The task —
Whenever the word "Emilia" turns up in a line of the data below, copy that line.

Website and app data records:
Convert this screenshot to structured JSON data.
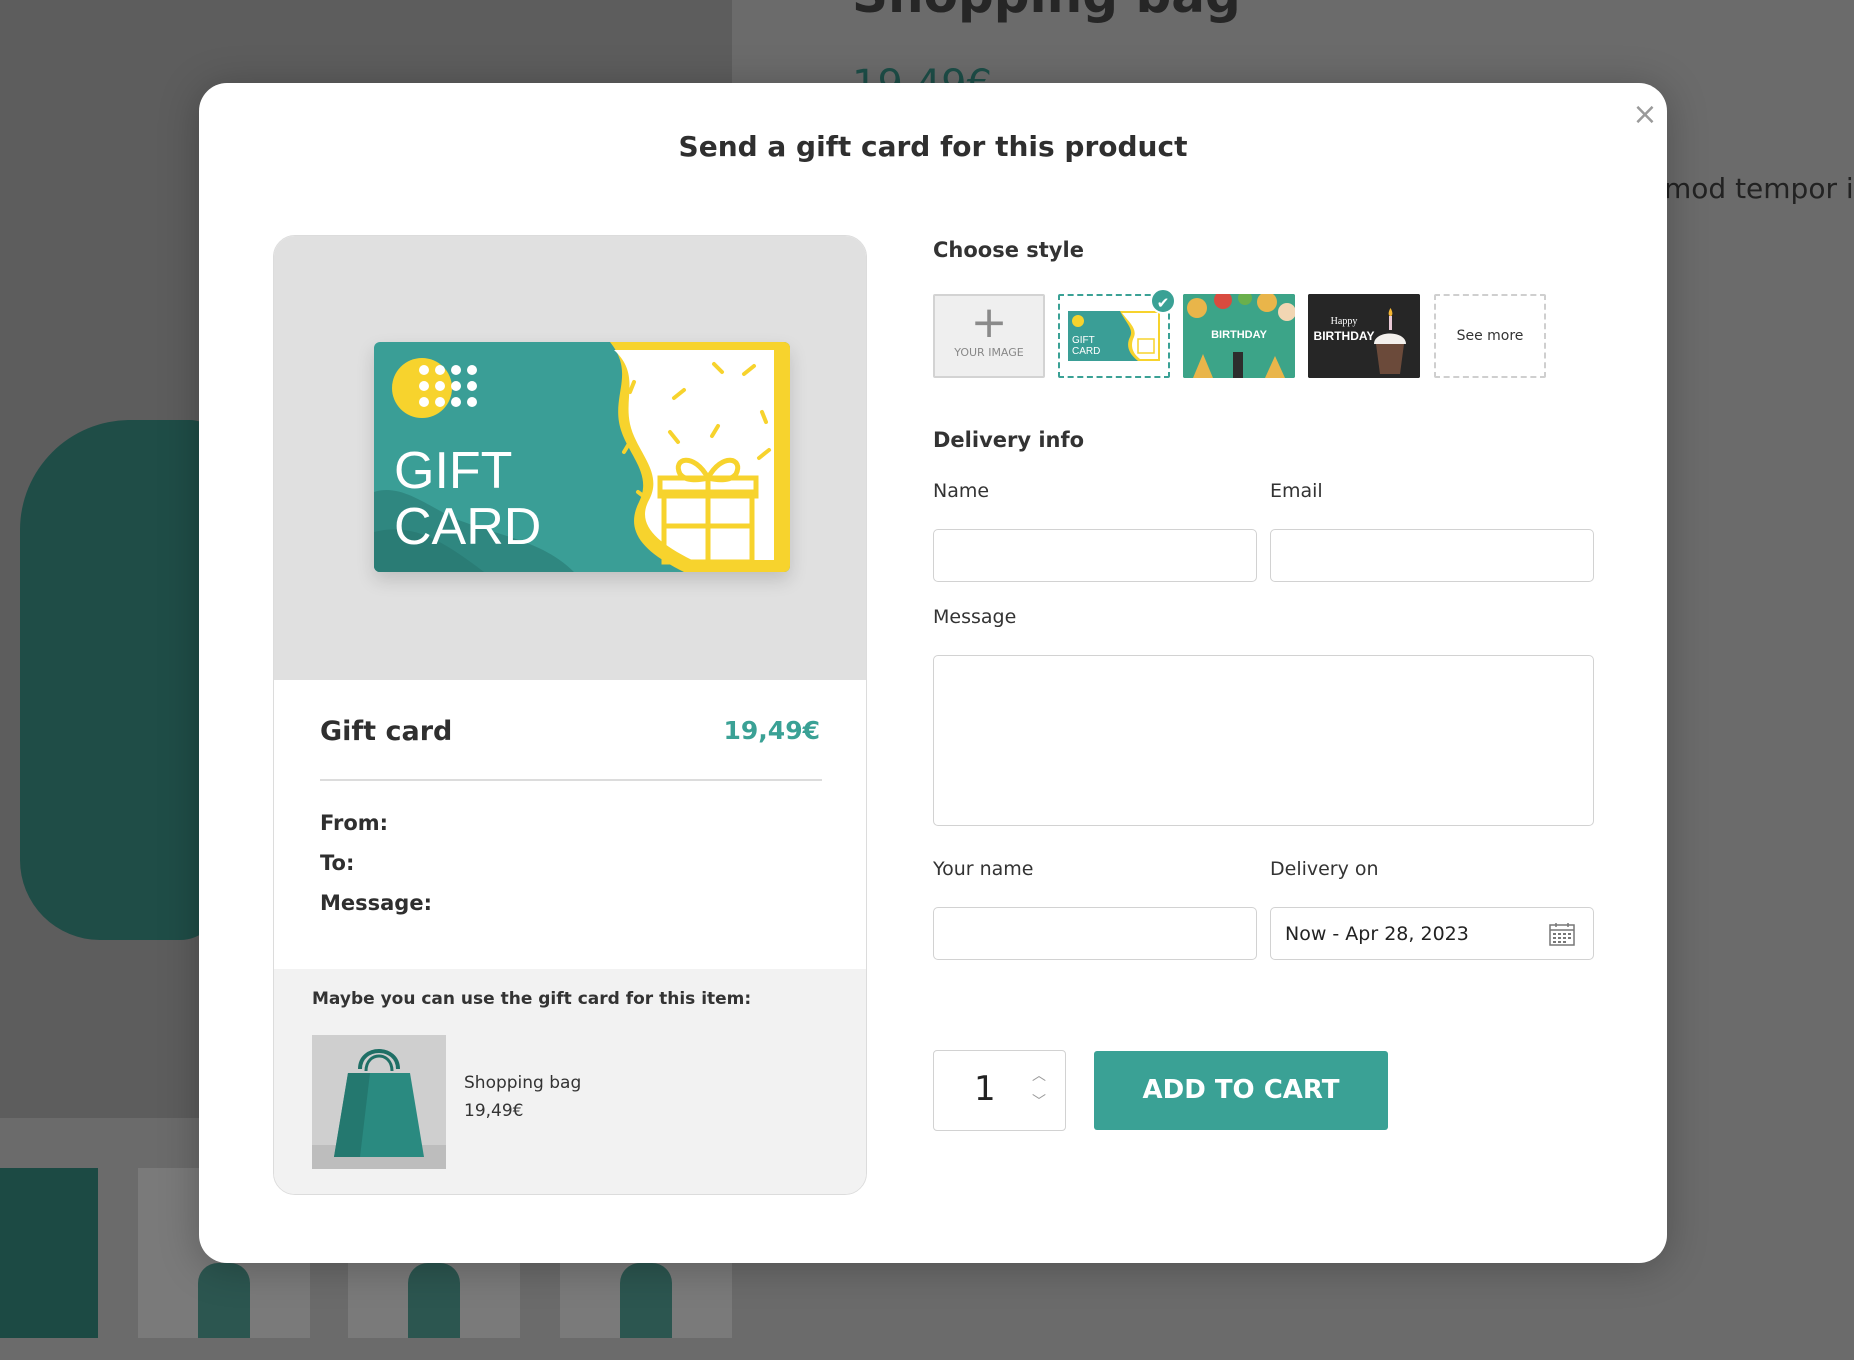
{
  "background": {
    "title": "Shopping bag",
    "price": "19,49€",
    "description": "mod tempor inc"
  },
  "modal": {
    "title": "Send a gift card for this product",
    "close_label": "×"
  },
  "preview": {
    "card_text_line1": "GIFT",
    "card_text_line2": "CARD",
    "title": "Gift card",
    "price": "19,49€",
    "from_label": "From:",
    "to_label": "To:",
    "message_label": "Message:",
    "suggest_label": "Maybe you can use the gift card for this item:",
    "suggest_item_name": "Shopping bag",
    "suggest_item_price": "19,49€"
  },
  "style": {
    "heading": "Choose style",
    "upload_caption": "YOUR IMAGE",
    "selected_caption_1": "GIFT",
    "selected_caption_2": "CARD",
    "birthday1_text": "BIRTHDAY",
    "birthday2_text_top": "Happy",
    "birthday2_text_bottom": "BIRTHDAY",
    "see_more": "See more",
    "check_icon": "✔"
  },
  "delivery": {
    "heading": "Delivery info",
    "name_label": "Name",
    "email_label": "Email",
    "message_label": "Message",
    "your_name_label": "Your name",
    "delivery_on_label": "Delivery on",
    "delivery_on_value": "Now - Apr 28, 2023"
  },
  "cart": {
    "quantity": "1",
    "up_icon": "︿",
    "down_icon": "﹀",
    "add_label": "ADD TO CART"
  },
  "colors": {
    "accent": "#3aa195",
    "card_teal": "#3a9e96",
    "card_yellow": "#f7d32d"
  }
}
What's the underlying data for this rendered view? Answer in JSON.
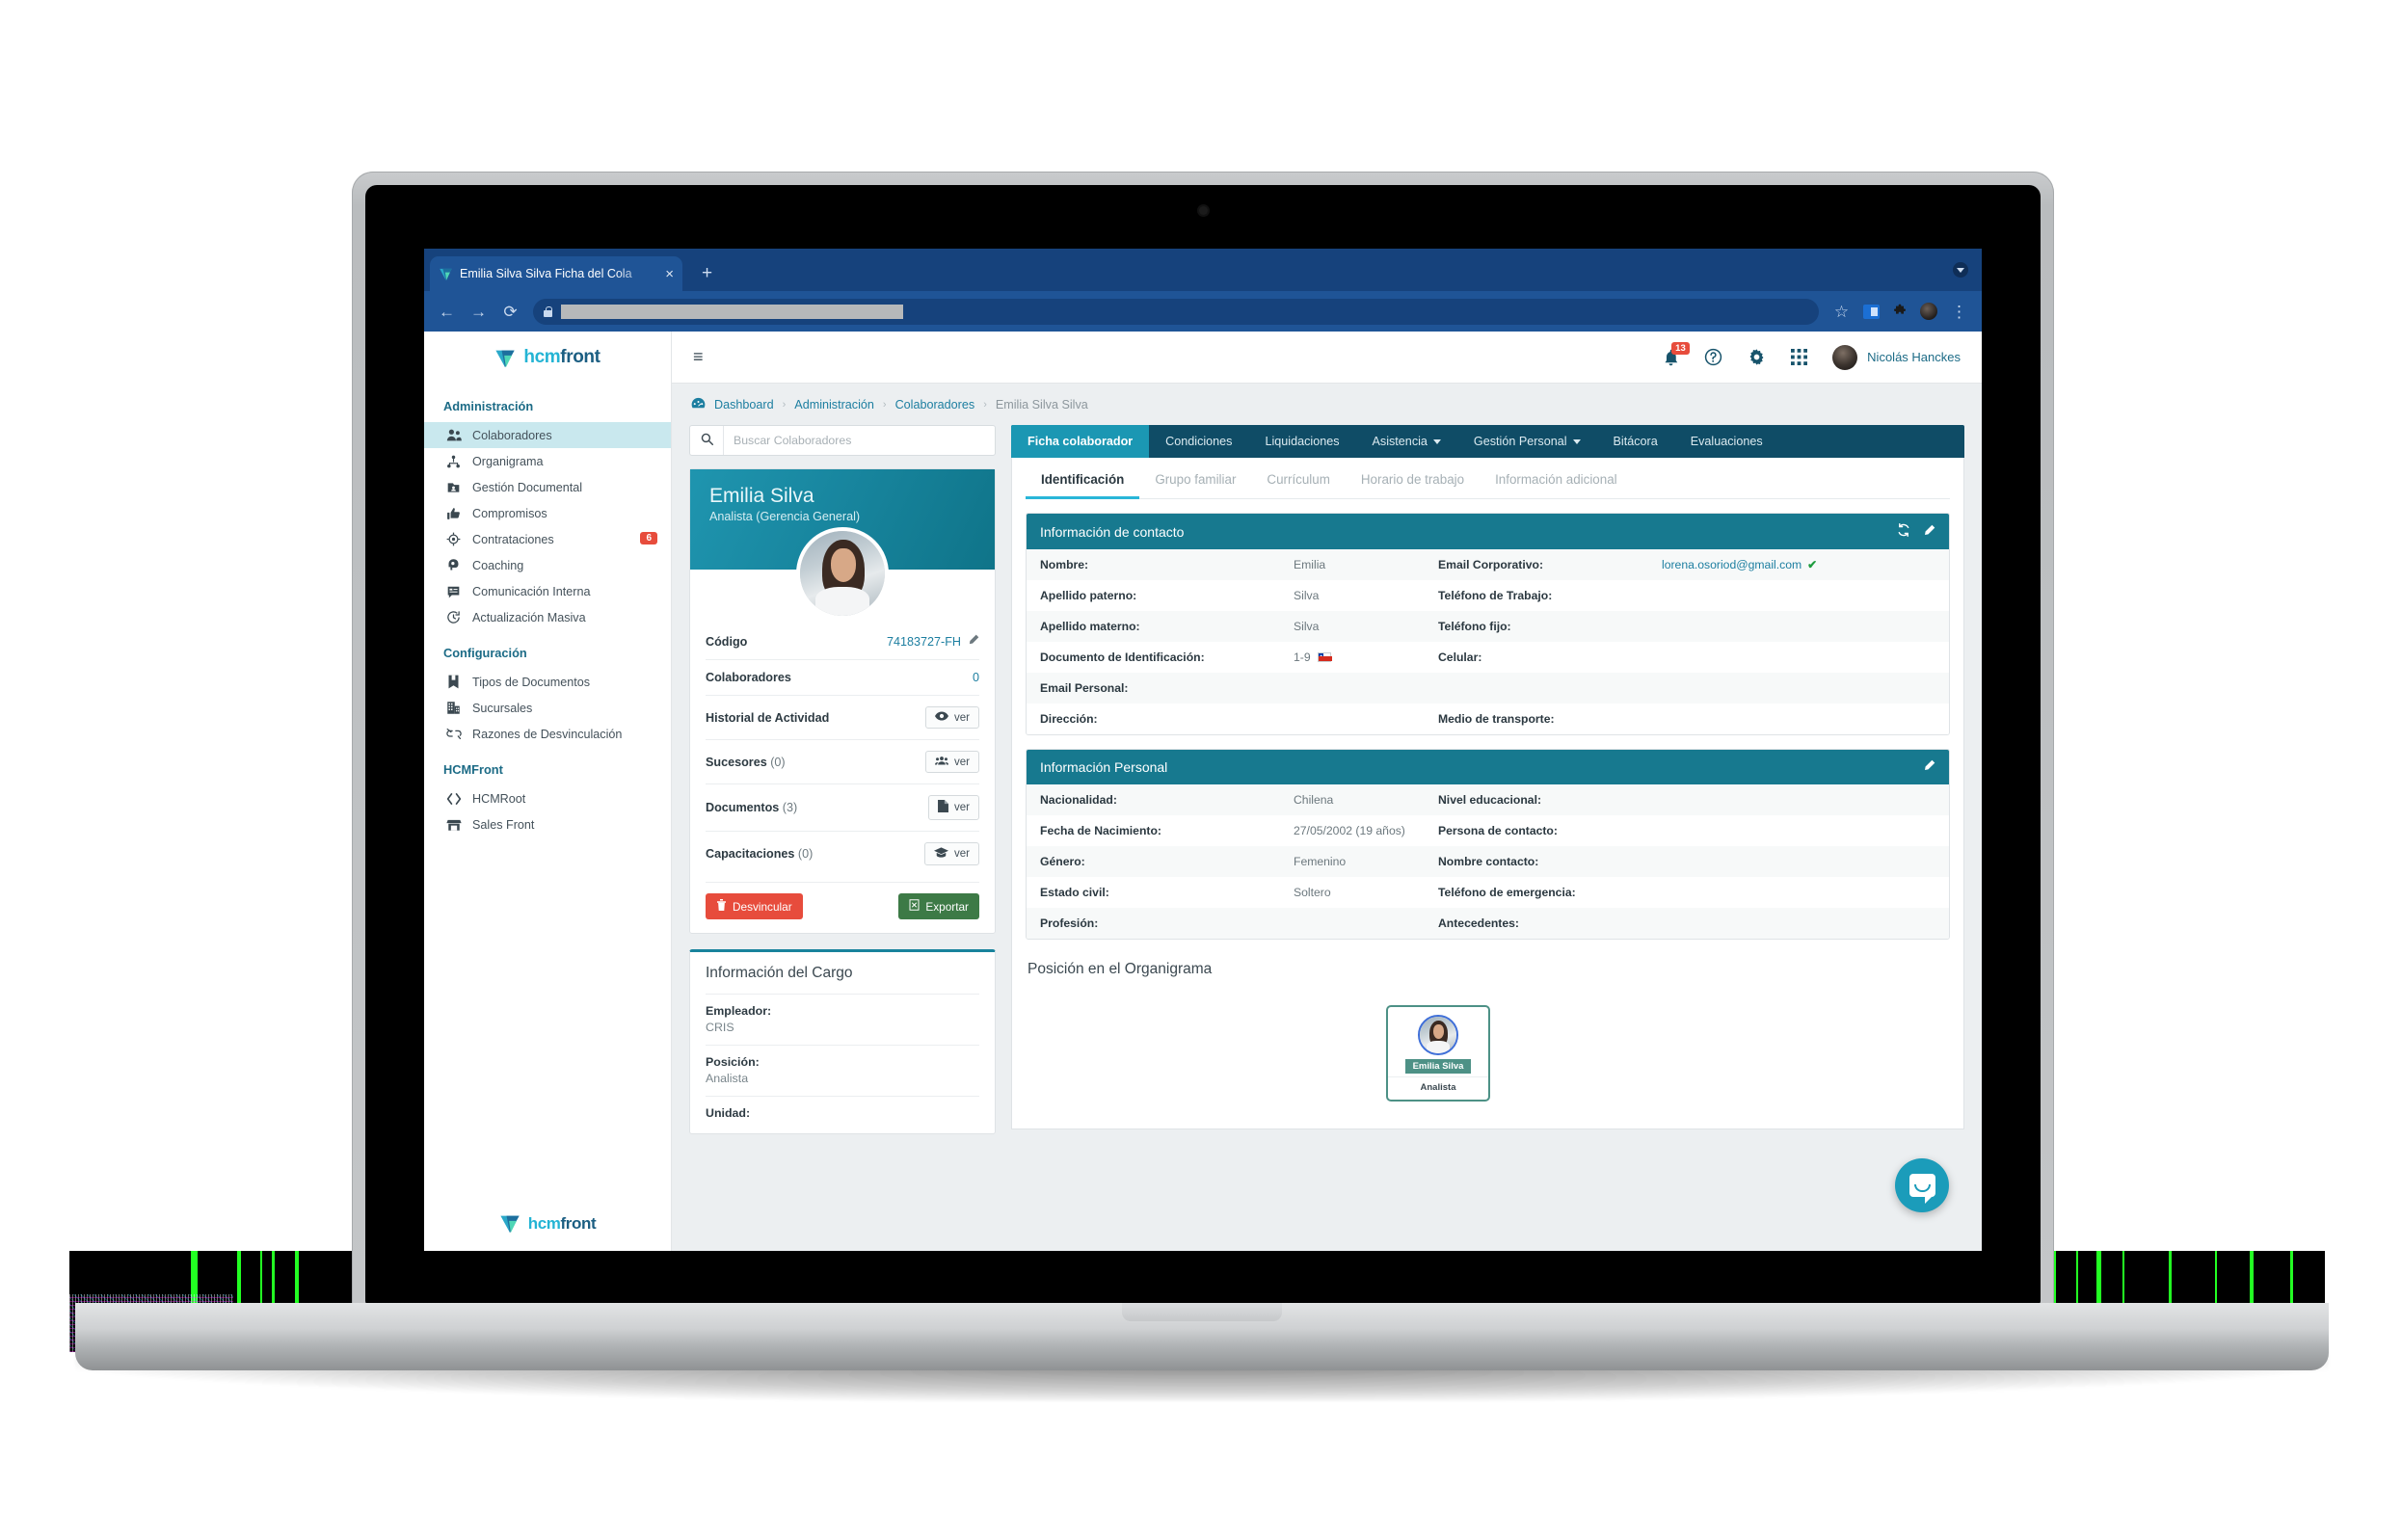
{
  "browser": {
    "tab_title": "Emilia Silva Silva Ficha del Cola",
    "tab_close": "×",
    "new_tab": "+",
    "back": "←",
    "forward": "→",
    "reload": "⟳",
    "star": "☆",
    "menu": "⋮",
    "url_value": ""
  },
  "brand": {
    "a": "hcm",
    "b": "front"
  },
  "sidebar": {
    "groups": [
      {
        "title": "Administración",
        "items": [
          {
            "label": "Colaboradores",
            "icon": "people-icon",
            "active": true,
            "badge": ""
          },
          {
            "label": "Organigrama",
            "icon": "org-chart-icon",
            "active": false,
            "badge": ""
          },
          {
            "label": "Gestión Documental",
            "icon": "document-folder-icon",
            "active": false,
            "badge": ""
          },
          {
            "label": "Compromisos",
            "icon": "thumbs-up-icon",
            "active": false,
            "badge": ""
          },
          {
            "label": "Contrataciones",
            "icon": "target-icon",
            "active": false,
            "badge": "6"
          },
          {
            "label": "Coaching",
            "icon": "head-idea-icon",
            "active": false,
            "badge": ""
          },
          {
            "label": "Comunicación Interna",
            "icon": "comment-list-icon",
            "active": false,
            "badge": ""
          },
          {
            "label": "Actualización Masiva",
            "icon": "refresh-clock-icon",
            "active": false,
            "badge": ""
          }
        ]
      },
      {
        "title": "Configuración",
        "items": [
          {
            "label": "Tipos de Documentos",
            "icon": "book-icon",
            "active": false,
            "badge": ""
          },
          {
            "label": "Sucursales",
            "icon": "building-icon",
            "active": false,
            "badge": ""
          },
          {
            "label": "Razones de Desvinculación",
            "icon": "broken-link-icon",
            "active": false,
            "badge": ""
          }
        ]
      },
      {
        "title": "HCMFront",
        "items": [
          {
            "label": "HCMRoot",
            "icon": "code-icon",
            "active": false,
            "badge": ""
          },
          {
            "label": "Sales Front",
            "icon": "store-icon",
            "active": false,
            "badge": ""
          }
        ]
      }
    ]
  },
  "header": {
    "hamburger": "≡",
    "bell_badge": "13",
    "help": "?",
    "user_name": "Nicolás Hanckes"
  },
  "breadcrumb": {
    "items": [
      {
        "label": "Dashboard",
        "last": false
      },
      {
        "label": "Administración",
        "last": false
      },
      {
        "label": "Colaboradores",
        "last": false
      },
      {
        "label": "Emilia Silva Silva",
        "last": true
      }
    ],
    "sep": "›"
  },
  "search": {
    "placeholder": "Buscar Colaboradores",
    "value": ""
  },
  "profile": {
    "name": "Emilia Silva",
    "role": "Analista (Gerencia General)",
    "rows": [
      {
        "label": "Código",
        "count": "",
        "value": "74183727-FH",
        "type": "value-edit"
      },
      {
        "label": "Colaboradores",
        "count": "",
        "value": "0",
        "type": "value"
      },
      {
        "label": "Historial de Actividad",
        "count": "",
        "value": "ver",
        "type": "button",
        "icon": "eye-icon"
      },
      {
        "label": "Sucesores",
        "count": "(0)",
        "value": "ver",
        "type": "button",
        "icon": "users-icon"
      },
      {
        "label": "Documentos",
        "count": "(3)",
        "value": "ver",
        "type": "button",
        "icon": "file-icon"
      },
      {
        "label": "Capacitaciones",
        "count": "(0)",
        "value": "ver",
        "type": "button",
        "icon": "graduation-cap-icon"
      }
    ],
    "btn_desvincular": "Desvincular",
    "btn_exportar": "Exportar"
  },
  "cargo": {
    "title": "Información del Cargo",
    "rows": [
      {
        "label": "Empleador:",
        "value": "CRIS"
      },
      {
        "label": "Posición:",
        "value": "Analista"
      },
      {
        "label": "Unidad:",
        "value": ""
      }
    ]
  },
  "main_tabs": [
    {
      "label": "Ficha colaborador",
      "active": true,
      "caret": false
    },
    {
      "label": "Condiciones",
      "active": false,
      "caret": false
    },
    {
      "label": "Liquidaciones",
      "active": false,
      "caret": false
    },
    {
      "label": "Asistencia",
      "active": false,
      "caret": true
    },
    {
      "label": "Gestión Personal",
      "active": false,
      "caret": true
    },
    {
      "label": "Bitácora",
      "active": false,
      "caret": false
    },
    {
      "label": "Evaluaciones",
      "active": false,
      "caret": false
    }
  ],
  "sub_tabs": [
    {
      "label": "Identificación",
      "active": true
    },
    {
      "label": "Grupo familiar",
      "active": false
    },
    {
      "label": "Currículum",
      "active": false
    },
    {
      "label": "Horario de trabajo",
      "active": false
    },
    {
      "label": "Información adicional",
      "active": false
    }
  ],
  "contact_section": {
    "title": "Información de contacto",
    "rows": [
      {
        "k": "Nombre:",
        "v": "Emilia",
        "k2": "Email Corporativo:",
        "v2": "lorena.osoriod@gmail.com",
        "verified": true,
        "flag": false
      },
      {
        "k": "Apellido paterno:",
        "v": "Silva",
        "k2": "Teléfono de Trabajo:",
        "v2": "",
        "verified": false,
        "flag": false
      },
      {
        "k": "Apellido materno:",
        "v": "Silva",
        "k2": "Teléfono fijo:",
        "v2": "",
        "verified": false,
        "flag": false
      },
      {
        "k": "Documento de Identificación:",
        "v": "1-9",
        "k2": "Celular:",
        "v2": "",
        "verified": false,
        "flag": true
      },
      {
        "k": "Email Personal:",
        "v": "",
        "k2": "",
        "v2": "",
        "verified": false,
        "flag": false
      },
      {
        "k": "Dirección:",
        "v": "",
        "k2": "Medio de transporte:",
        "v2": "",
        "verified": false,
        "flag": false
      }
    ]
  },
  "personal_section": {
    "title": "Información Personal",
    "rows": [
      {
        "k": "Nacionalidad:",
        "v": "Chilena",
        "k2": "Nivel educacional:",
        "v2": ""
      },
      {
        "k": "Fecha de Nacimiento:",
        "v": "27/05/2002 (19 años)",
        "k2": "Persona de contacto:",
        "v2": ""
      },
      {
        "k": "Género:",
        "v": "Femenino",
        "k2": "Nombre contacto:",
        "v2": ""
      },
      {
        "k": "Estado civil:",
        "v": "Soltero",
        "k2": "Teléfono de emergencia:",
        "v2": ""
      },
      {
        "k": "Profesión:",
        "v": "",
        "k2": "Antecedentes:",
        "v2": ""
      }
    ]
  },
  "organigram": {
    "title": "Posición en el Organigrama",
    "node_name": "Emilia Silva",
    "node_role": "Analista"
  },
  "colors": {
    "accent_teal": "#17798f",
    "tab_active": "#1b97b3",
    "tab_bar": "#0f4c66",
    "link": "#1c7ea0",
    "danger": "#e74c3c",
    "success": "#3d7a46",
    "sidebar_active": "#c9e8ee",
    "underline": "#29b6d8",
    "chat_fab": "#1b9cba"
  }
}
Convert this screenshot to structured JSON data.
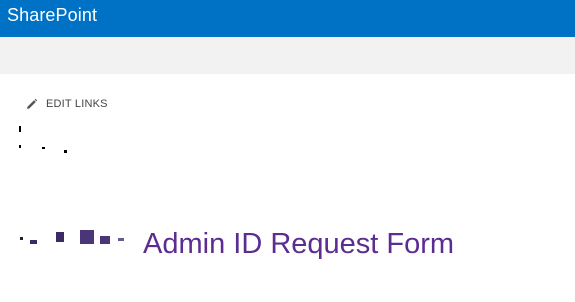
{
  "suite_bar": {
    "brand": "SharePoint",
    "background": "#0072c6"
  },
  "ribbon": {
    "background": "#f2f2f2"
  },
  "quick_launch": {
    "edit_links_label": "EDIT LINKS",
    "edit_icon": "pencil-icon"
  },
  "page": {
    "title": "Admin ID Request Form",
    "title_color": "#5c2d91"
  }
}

Reply to the task —
    "tab_title": "Emilia Silva Silva Ficha del Cola",
        "label": "Emilia Silva Silva",
    "name": "Emilia Silva",
        "v": "Emilia",
    "node_name": "Emilia Silva",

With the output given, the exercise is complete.